TO DO =
Identify all lines of the data containing the string "Ctrl" and copy them.

DATASET EXCERPTS =

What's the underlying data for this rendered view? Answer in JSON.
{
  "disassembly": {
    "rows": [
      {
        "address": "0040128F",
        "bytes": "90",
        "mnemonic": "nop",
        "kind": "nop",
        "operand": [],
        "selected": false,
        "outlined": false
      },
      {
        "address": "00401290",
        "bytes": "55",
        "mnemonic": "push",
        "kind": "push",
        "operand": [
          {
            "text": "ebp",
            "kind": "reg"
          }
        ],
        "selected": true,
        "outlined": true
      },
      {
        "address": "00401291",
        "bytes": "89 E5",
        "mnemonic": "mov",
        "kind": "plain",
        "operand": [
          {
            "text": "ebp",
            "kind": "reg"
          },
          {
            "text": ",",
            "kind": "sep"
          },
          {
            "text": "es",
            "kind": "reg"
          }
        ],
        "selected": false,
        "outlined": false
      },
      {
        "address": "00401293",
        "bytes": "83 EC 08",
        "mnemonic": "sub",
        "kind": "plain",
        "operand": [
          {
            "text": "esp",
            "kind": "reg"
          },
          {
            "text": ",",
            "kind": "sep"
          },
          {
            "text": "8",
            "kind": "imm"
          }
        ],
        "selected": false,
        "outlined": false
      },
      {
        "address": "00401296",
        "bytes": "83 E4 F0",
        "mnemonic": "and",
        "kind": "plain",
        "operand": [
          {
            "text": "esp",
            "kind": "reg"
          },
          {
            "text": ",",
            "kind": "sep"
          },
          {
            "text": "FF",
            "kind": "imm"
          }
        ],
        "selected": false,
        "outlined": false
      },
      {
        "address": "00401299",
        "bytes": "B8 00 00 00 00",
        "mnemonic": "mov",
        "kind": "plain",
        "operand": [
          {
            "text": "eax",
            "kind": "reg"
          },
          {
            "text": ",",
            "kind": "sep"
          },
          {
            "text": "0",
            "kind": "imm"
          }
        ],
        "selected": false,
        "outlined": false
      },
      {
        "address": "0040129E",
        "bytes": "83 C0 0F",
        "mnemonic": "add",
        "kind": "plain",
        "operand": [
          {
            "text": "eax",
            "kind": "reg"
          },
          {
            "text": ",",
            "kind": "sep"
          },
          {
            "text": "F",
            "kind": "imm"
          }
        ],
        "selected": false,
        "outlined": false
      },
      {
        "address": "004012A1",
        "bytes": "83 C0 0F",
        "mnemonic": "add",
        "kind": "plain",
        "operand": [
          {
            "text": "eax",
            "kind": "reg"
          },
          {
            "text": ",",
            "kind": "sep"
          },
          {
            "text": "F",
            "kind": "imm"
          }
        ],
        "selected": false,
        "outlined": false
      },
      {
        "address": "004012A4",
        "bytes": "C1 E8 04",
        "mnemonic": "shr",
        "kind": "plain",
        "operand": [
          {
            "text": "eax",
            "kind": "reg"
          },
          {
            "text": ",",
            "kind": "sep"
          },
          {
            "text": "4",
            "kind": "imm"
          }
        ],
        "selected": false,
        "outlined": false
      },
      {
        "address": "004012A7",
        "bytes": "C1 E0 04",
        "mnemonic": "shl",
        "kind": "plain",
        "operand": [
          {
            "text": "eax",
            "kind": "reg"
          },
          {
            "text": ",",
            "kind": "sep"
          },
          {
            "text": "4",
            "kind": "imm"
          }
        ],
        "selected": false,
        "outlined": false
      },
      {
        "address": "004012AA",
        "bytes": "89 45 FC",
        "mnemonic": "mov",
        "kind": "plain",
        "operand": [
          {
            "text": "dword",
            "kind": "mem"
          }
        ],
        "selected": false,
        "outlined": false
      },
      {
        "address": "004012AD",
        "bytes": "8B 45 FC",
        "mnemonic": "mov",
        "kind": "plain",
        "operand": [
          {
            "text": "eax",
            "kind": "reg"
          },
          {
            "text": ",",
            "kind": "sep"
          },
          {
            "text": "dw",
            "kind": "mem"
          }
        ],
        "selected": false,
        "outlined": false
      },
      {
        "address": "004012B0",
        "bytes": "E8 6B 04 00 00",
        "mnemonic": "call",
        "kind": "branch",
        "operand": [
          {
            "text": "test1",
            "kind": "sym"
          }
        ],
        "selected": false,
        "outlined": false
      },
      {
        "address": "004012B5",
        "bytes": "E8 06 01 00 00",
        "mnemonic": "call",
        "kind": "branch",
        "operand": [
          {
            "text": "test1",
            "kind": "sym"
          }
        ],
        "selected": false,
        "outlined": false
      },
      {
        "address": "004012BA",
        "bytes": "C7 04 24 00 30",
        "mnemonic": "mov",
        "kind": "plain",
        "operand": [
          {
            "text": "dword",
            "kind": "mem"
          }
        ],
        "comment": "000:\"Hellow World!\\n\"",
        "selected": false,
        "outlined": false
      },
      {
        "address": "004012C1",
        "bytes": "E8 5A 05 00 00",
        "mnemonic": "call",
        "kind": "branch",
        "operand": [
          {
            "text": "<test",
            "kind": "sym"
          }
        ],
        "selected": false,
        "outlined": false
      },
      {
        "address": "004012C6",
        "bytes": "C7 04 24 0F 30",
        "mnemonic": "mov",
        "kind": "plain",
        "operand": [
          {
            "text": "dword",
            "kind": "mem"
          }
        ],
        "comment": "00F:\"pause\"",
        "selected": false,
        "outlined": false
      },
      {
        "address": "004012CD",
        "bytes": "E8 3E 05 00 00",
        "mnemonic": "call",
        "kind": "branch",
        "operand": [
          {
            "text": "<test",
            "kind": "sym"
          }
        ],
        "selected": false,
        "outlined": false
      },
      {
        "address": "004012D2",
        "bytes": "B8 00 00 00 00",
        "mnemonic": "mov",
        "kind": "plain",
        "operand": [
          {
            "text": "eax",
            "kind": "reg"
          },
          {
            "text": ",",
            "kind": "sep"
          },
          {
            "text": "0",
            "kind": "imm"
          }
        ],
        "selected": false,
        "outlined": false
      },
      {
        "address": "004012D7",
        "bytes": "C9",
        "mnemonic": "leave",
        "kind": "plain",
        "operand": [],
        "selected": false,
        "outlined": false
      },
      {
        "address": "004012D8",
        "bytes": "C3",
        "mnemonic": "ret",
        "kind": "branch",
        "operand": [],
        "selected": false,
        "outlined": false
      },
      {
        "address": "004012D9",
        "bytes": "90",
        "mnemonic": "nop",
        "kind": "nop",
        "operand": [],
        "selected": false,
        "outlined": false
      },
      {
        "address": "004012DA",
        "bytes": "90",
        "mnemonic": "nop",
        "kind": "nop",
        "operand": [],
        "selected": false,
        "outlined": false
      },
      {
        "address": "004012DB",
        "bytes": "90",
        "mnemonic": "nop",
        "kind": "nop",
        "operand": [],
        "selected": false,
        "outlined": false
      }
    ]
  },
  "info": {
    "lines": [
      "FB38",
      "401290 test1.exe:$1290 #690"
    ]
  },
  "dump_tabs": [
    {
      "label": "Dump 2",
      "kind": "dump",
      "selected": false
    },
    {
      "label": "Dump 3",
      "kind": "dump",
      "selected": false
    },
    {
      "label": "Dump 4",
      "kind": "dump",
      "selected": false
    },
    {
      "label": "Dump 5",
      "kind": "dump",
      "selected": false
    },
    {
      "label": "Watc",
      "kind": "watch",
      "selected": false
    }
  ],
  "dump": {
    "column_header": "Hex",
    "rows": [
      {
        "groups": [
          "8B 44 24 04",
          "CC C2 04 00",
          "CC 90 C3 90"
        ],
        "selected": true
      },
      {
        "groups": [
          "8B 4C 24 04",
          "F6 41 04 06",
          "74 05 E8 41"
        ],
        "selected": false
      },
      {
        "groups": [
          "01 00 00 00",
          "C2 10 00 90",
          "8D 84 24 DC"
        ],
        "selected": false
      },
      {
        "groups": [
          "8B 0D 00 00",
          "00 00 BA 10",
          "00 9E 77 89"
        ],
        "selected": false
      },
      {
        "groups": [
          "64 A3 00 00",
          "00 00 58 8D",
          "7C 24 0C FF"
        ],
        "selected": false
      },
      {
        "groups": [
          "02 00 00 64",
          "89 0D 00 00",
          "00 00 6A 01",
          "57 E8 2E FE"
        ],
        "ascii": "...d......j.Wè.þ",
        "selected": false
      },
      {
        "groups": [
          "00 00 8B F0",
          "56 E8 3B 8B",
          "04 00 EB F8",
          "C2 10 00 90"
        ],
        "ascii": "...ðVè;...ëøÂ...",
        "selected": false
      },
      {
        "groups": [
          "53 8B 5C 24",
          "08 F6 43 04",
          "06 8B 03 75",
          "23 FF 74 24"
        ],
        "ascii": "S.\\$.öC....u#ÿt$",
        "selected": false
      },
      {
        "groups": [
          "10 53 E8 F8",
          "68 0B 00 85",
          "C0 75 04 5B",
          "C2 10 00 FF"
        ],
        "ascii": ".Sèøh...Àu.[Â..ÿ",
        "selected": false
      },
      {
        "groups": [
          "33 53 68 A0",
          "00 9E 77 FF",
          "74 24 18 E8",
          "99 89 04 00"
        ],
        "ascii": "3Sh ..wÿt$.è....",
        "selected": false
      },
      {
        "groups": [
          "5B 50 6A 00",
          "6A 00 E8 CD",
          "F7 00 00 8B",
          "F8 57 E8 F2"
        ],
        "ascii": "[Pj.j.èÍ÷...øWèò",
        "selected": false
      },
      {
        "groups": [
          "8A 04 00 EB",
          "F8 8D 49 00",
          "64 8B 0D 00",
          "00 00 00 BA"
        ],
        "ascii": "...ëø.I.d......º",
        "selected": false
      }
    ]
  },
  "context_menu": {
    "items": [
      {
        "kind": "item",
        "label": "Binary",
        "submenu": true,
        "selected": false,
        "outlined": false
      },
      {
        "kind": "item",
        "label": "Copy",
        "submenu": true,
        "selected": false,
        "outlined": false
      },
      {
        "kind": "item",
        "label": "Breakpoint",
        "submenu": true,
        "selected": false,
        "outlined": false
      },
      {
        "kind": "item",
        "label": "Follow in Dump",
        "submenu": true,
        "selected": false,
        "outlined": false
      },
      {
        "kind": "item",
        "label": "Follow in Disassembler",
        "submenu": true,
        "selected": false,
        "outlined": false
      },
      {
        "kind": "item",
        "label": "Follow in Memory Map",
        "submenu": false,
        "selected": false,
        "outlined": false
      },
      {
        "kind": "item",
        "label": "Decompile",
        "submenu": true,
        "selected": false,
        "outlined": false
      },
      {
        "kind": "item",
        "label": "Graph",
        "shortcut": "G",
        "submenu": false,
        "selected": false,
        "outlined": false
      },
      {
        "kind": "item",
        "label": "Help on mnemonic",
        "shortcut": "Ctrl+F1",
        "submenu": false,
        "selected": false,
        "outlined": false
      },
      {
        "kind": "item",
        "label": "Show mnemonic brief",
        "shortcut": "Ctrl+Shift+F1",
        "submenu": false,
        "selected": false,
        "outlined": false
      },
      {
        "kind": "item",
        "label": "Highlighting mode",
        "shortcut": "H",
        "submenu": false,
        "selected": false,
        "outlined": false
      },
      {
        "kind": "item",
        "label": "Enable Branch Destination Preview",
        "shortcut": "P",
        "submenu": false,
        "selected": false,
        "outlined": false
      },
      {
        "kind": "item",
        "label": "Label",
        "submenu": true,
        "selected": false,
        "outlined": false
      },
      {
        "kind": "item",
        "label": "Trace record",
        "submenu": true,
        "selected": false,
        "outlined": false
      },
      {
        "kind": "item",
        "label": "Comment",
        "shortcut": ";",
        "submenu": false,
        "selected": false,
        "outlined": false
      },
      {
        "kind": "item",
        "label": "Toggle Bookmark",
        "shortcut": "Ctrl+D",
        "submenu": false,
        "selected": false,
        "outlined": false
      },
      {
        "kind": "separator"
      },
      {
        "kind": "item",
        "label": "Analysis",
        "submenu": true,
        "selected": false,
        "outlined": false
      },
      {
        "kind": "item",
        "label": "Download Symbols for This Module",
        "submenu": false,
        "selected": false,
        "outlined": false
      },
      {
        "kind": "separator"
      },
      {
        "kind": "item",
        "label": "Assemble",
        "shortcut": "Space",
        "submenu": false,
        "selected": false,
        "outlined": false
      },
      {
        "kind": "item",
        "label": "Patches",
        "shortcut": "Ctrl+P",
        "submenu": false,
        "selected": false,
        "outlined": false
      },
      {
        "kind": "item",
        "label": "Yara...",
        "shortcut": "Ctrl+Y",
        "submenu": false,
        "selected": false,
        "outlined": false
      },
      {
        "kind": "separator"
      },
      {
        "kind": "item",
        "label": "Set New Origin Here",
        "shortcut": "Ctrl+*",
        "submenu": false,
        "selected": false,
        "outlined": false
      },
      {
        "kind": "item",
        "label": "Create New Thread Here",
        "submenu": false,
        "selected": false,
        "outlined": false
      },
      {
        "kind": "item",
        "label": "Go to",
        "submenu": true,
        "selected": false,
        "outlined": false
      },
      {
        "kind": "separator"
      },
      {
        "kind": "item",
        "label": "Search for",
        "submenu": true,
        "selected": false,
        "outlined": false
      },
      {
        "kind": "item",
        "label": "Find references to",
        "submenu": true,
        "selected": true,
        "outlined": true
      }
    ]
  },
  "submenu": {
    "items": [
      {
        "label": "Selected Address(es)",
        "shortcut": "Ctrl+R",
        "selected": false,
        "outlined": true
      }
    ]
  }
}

YOUR RESPONSE =
        "shortcut": "Ctrl+F1",
        "shortcut": "Ctrl+Shift+F1",
        "shortcut": "Ctrl+D",
        "shortcut": "Ctrl+P",
        "shortcut": "Ctrl+Y",
        "shortcut": "Ctrl+*",
        "shortcut": "Ctrl+R",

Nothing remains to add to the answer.